Climate Action

Ban on bee killer pesticide likely after new EU study

A new study from the EU has found that the widespread use of a controversial pesticide on crops is harmful to the bee population.

  • 01 March 2018
  • Adam Wentworth

A new study from the EU has found that the widespread use of a controversial pesticide on crops is harmful to the bee population.

The European Food Standards Agency (EFSA) released its review of the evidence this week, which confirmed the risk to bees of using three types of neonicotinoids.

The agency undertook a systematic literature review of 1,500 studies and collected additional data to assess the risk of using the insecticide on both wild bees and honeybees. It also relied on a longstanding guidance document.

Jose Tarazona, Head of EFSA’s Pesticides Unit, said that “the availability of such a substantial amount of data as well as the guidance has enabled us to produce very detailed conclusions”

“Overall the risk to the three types of bees we have assessed is confirmed”, he concluded.

The pesticide attracts huge attention given its widespread, global use and the deadly impacts on wildlife.

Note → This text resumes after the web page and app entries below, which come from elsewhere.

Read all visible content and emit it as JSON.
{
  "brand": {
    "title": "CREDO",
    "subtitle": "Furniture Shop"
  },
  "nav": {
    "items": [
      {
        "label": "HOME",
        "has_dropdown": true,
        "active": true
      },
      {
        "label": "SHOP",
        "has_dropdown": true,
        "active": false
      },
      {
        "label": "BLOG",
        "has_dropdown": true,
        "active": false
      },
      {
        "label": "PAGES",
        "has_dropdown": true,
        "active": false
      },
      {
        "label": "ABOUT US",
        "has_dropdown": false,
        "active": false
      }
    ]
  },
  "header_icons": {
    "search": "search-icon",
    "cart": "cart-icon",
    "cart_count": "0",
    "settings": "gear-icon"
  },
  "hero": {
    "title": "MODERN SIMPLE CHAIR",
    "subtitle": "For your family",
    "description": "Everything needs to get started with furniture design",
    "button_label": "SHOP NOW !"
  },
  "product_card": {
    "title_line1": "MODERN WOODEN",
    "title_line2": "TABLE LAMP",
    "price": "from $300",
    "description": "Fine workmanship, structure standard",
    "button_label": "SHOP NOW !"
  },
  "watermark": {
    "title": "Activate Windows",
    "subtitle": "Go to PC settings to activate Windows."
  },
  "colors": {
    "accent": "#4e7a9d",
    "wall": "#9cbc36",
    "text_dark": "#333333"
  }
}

Restrictions have been in place within the EU since 2013, but the updated study is likely to lead to a complete ban on the substance. EFSA will now send its recommendations for the European Commission and EU countries to make a judgement.

A spokesperson for Syngenta, a large agricultural business, criticised the results saying that the agency’s use of an “overly conservative” and “extremely impractical” guidance document “would lead to a ban of most if not all insecticides, including organic products”.

Meanwhile, environmental campaigners Friends of the Earth commented that “we have been playing Russian Roulette with the future of our bees for far too long”.

“The UK government has already said it will support a complete ban on the outdoor use of these three bee-harming chemicals – a move that is fully justified by this report. Other EU countries must now back a tougher ban too”.

 

Photo Credit: James Pritchett